### RECORDS FOR THIS EXERCISE

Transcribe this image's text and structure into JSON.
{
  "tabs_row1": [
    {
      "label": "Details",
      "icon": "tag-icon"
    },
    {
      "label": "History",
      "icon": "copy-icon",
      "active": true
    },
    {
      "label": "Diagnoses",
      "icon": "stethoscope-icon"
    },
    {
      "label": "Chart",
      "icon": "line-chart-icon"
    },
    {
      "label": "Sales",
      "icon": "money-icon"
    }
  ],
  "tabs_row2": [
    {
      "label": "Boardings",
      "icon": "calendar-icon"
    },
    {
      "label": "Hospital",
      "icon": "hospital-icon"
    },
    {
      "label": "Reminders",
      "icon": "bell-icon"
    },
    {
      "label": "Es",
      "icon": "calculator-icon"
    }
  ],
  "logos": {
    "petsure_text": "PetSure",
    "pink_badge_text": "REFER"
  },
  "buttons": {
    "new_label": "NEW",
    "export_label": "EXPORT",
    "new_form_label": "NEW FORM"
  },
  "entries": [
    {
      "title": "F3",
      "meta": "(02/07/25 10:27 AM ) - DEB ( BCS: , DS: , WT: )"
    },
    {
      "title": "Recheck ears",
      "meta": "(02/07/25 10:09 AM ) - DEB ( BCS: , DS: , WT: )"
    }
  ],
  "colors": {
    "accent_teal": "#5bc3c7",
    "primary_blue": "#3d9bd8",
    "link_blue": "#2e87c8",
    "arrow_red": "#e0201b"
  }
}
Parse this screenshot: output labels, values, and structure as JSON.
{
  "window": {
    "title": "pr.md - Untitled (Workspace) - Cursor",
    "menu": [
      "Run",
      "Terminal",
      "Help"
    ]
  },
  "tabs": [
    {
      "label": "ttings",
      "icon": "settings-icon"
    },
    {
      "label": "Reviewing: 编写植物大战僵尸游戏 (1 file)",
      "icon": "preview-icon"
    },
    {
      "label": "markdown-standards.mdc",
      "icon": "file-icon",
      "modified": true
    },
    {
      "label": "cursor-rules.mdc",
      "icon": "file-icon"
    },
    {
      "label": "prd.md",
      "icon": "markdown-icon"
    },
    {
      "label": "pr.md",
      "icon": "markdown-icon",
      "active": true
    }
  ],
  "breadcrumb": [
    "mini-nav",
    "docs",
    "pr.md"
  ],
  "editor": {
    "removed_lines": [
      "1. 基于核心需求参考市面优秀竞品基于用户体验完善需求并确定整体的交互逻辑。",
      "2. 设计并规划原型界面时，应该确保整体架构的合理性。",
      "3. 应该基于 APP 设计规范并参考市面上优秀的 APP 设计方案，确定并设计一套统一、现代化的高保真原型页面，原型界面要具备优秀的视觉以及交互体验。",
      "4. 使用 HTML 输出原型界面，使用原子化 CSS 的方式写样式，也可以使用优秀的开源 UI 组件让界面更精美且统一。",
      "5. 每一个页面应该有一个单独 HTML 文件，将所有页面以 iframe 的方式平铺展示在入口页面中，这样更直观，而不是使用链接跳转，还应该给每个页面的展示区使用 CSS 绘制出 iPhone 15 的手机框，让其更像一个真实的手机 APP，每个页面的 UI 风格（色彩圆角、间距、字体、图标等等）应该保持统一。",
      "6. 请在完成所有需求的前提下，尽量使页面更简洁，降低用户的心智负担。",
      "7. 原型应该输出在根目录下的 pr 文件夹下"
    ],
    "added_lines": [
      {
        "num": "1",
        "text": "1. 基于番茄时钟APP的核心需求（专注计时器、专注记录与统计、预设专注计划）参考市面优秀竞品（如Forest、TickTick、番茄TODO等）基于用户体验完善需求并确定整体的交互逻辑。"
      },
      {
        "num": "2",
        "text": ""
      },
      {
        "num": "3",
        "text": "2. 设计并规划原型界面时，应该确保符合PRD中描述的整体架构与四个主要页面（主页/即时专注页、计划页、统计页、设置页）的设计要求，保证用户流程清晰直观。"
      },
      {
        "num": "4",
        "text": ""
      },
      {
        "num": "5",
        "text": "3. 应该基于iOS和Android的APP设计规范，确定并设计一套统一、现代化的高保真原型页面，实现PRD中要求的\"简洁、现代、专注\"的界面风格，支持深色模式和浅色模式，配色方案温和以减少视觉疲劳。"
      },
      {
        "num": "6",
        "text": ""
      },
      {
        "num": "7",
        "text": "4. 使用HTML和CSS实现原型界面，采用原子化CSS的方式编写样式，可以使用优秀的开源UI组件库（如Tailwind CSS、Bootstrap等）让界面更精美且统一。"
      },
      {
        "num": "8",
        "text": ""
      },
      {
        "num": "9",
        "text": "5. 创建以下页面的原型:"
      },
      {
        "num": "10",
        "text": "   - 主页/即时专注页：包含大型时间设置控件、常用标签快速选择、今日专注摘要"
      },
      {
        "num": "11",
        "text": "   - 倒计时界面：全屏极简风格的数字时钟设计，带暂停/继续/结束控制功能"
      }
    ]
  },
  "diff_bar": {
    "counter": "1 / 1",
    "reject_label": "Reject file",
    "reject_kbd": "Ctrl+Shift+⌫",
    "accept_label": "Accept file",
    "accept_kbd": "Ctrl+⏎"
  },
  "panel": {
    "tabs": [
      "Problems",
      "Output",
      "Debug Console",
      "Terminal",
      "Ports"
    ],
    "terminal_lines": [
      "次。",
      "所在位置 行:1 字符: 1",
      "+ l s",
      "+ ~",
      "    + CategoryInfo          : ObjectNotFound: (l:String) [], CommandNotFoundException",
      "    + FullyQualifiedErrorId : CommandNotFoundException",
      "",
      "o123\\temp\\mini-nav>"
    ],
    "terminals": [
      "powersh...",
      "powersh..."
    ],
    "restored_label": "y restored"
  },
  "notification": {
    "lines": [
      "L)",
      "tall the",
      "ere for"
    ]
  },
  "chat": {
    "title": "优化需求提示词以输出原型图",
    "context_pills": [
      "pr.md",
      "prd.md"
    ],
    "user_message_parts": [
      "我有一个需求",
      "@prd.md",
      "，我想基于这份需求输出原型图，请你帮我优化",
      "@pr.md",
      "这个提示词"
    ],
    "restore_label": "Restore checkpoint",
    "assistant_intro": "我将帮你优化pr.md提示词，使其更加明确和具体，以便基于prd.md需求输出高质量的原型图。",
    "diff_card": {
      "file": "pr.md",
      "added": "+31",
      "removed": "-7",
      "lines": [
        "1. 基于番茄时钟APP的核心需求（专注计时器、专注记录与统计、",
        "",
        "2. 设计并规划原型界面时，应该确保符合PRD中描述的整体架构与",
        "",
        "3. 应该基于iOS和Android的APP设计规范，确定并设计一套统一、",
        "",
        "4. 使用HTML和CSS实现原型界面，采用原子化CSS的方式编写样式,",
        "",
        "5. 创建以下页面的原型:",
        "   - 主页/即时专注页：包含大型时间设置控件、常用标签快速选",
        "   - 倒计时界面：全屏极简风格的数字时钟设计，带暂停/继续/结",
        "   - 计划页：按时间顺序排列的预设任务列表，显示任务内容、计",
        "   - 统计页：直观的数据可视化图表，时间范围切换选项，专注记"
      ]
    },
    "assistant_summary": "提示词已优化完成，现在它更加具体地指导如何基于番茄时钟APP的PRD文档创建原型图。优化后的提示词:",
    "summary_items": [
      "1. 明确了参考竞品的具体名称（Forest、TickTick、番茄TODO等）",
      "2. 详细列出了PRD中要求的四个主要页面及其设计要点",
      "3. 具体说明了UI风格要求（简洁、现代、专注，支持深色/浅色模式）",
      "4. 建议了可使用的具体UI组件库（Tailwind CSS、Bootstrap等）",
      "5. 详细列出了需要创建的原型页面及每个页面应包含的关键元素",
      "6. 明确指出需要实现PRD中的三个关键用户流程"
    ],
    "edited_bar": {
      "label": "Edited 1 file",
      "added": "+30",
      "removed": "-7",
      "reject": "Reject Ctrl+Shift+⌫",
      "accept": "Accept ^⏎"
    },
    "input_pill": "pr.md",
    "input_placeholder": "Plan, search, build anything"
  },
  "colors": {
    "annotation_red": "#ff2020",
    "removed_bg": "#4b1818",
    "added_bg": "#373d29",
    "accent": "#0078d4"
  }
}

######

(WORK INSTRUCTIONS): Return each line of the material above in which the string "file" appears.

(ANSWER TO THIS EXERCISE):
      "label": "Reviewing: 编写植物大战僵尸游戏 (1 file)",
      "icon": "file-icon",
      "icon": "file-icon"
    "reject_label": "Reject file",
    "accept_label": "Accept file",
      "file": "pr.md",
      "label": "Edited 1 file",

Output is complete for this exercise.